After reviewing the Great Gray Owl shots Deb & I were able to capture in Ottawa a couple of weeks ago, I found a few more that were perhaps nice enough to post.
Although the Great Gray Owl is exceeded in weight by a number of other owls, its large head and long tail help it to be the largest and tallest Owl known in the world. Female adults are almost three feet in length with a wing span of five feet. The average female weighs three pounds although Great Grays have been found as heavy as four pounds.
With their wings outstretched you get a glimpse of just how large these owls are.
In order to become a better photographer, one has to become their own best, or worst, critic as well as being open to critique from others. It’s the only way we can learn to improve our skills, not only in terms of camera settings and technique but how to think about what a shot is going to look like even before you take it. Although taking pictures of wild birds and animals is difficult and quite spontaneous, you can always make sure you position yourself so the lighting is optimized and many of the elements in the frame (i.e., perch and back ground) are such that they enhance, as oppose to detract from, the resulting image. So lets critique the above image (feel free to leave a comment if you wish); for me technically the face is too soft (a nice way of saying out of focus) and compositionally the perch obstructs and casts a shadow on the owl and the back ground is too close to the bird causing the birds to be ‘lost’ in the back ground. Otherwise, I like the wing position and it’s always a treat to be so close to a Great Gray Owl.
Regarding technique, the soft face was simply because I missed focusing on the eye. The depth of field for this image was about 2m, unfortunately that 2m started just behind the owls face! In order to minimize the compositional challenges in this shot, I reduced the saturation of the back ground about thirty percent using Viveza 2, a NIK Software plug-in for Photoshop as well as using Color Efex Pro 4 to adjust the contrast and colour of the owl. Finally a vignette was added to darken the back ground (using a solid color layer in Photoshop). These were done to try to get some separation between the bird and its background. Another option would have been to blur the back ground, however I chose not to do so as it would have produced an un-natural ‘Photoshopped’ look. Sounds ironic, but virtually all digital images are processed (often heavily) yet the goal is to have a Photoshopped image that doesn’t look Photoshopped!
This next image is included simply for our discussion on critique and as an example of a common occurrence in wildlife photography……what could have been a ‘keeper’ but is ruined by an uncontrolled factor, in this case the owl flew into a deep shadow.
A lot of time was spent in post processing trying to get some detail out of the shadows and add enough contrast, colour and saturation to make the image ‘acceptable’ however it still doesn’t quite work as a great image. In this image the canvas was increased significantly, the back ground cleaned up a dark gradient added to the top half of the frame. We need to learn that its important to take great measures to get the shot right in the camera because no amount of time and skill in post processing can turn an average image into a good one. Photoshop doesn’t rescue anything from the recycle bin, yet we often spend way too much valuable time trying!

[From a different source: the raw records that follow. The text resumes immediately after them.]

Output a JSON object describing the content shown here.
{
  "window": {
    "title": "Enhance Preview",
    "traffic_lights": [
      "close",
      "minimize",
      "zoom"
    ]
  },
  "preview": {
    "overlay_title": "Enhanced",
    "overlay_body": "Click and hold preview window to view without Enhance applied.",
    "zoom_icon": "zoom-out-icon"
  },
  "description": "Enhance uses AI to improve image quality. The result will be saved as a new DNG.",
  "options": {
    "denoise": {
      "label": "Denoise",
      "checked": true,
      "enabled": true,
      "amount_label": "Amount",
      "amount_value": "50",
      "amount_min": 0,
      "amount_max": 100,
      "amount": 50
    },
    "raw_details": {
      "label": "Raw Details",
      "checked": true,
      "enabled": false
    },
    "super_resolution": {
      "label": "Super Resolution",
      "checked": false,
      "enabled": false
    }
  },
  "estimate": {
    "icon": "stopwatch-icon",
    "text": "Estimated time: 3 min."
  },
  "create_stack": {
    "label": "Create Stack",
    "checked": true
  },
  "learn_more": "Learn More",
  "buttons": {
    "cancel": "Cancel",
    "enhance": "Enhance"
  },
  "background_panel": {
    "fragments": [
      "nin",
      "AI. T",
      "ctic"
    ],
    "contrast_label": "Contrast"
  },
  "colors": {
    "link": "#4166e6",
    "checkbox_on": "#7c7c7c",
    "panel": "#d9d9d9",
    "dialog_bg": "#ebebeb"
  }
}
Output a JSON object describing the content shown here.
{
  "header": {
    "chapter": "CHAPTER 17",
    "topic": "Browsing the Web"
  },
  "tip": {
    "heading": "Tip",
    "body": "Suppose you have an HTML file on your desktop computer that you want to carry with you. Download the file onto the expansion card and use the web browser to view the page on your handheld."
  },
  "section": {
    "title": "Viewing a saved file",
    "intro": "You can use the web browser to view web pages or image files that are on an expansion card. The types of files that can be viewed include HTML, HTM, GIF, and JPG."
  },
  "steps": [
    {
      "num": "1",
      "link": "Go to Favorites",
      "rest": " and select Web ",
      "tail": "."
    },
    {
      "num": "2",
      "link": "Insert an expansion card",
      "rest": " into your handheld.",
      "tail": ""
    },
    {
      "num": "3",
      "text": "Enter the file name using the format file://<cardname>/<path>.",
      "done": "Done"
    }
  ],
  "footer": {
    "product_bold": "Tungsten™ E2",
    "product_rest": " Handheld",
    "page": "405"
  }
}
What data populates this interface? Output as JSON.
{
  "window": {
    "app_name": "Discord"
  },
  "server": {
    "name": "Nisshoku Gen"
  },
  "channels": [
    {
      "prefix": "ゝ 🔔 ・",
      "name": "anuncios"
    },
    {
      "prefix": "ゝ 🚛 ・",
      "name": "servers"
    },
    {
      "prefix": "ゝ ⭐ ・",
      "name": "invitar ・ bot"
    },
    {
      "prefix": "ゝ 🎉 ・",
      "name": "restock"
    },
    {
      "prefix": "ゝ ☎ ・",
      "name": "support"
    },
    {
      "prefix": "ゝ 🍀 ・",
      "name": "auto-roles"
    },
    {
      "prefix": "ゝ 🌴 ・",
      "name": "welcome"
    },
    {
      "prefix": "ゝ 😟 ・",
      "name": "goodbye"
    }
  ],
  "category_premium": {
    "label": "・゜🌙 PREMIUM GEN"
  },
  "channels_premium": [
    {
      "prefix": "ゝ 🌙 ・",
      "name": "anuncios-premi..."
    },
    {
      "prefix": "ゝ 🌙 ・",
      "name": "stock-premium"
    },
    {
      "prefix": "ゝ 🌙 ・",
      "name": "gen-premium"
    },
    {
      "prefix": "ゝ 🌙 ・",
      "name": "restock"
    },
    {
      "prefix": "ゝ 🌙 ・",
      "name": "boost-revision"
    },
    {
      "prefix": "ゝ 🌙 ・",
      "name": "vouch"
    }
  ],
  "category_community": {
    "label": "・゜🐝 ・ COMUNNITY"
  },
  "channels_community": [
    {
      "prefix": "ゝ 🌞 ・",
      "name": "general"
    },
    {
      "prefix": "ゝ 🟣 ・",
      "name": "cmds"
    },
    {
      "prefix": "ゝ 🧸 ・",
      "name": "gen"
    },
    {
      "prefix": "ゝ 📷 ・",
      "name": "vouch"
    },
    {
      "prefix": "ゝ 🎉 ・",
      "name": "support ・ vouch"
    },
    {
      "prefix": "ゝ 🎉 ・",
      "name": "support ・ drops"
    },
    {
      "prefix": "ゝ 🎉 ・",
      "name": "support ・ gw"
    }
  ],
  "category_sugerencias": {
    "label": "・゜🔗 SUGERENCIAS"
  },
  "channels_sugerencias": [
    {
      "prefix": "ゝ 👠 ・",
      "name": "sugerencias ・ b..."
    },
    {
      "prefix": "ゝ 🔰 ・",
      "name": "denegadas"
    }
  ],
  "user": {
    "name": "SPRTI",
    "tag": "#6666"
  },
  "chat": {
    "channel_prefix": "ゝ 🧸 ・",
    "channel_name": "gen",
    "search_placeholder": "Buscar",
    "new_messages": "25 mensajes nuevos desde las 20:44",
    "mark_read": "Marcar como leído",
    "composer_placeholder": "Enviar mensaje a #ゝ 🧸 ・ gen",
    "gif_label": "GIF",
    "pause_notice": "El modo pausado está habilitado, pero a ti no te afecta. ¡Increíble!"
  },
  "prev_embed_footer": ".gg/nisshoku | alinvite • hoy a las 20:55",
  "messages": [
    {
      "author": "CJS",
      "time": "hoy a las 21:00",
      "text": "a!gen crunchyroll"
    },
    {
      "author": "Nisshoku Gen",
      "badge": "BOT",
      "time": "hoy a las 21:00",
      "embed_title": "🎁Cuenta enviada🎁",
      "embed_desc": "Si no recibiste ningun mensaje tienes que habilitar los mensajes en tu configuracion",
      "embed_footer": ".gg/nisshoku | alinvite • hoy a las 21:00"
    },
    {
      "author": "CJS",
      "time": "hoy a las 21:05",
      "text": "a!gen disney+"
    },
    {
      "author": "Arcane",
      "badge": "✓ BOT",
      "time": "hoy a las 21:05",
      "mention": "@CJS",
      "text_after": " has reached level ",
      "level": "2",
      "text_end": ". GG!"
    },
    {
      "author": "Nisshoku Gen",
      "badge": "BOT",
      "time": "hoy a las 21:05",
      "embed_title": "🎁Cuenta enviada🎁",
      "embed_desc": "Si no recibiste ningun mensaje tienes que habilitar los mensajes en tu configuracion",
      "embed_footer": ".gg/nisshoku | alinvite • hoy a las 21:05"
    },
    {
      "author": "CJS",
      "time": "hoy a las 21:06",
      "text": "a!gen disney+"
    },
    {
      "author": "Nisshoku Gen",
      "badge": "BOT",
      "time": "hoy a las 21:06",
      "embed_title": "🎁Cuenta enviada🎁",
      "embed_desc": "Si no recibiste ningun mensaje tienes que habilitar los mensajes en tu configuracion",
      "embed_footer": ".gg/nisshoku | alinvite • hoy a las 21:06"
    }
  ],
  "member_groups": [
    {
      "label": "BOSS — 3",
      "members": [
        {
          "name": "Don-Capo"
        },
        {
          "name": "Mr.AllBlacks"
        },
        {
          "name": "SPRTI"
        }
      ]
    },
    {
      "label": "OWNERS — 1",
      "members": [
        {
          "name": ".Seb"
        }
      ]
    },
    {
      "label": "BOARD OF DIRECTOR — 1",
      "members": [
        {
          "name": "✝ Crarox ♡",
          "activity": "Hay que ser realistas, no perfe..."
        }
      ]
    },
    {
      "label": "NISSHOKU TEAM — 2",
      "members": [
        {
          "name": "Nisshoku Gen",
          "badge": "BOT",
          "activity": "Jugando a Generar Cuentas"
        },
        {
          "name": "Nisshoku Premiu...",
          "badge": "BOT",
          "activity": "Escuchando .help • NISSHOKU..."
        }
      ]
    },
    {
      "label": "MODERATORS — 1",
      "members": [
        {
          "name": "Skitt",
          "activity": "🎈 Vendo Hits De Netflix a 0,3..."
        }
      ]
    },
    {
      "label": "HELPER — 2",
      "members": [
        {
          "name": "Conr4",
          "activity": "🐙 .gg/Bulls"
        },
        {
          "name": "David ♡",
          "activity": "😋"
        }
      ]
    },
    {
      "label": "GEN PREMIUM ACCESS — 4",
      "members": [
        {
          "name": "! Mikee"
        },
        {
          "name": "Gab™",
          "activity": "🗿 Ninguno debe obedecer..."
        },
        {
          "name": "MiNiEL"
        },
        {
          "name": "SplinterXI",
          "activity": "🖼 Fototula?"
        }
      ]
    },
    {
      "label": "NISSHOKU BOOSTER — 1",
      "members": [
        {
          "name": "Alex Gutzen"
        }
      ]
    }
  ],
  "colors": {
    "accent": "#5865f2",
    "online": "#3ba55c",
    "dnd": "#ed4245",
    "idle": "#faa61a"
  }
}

This last shot is simply out of the camera with no processing other than cropping and an automated Photoshop action preparing it for posting on the web.
It’s a really busy back ground and won’t end up in a frame anywhere but it does capture the majestic wingspan of a Great Gray Owl and for some reason, purely subjective, I just like it….and that’s the beauty of photography….always strive to get better in every detail, whether it be technical or compositional, but in the end all that really matters is that you simply enjoy the picture!
The three images above were all taken with a Canon 1D Mk III and EF 70-200 f/2.8 L IS lens in -17°C temperatures!